The HIPPA Privacy Rule is balanced to protect an individual’s privacy while allowing important law enforcement functions to continue. The Rule permits covered entities to disclose protected health information (PHI) to law enforcement officials, without the individual’s written authorization, under specific circumstances including, but not limited to:

  • To comply with a court order or court-ordered warrant, a subpoena or summons issued by a judicial officer, or a grand jury subpoena.
  • To respond to a request for PHI about a victim of a crime, and the victim agrees.
  • To report PHI to law enforcement when required by law to do so.
  • To alert law enforcement to the death of the individual, when there is a suspicion that death resulted from criminal conduct.
For a complete understanding of the conditions and requirements for these disclosures, please review the exact regulatory text at the HHS FAQ Page for this topic.

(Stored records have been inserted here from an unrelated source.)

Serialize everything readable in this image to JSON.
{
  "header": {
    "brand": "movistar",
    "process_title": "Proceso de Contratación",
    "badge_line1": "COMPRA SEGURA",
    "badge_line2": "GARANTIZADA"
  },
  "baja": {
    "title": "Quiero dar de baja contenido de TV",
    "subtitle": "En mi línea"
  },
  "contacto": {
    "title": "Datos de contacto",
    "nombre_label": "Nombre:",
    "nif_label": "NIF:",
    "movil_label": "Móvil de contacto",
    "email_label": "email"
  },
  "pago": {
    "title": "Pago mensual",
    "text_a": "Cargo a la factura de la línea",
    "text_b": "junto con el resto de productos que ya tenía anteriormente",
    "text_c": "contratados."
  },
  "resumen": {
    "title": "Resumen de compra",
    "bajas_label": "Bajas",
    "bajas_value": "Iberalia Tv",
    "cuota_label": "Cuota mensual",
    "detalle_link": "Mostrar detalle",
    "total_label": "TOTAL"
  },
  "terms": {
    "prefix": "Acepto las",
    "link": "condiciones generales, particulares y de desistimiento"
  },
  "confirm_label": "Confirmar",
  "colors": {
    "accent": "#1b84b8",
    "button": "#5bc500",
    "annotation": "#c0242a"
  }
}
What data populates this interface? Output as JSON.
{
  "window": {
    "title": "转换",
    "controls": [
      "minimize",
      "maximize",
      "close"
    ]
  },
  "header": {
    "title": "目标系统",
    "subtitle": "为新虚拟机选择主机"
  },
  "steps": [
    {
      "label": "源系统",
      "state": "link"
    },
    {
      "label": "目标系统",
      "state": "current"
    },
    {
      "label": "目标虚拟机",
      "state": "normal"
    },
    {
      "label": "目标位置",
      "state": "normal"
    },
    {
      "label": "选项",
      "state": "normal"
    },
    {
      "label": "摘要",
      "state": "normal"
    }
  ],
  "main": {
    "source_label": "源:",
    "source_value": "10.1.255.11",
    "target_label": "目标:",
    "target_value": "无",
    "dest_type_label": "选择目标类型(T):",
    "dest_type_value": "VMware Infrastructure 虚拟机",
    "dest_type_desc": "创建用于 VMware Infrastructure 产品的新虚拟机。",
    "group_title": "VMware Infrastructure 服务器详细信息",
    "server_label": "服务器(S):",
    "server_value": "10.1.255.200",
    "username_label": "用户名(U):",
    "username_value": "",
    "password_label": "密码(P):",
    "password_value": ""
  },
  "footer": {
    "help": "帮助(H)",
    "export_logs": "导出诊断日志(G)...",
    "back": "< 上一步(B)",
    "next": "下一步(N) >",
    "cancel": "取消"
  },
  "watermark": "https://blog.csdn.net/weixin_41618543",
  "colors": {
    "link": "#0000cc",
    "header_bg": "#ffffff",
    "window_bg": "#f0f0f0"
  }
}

How to File a Complaint

complaint

An employee, or representative of an employee, who believes he or she has been retaliated against for disclosing HIPAA-protected information in the course of reporting or complaining about a workplace safety or health issue, may file a complaint with OSHA within 30 days of the retaliation.

The complaint should be filed with the OSHA office responsible for enforcement activities in the geographical area where the employee resides or was employed. It also may be filed with any OSHA officer or employee.

For more information, contact your closest OSHA Regional Office.

Video

Instructions

Before beginning this quiz, we highly recommend you review the module material. This quiz is designed to allow you to self-check your comprehension of the module content, but only focuses on key concepts and ideas.

Read each question carefully. Select the best answer, even if more than one answer seems possible. When done, click on the "Get Quiz Answers" button. If you do not answer all the questions, you will receive an error message.

Good luck!

1. Under HIPAA, your health care provider may NOT share your information in which of the following ways?

2. When can your health care provider give personal health information to your employer?

3. If an employee believes he/she has been retaliated against for disclosing HIPAA-protected information, the worker can file a complaint with OSHA within _____ of the retaliation.

4. When can your health care provider or health plan share relevant information, if you are not around?

5. When can a nurse tell a patient’s friend about a past medical problem unrelated to the patient’s current condition?


Have a great day!

Important! You will receive an "error" message unless all questions are answered.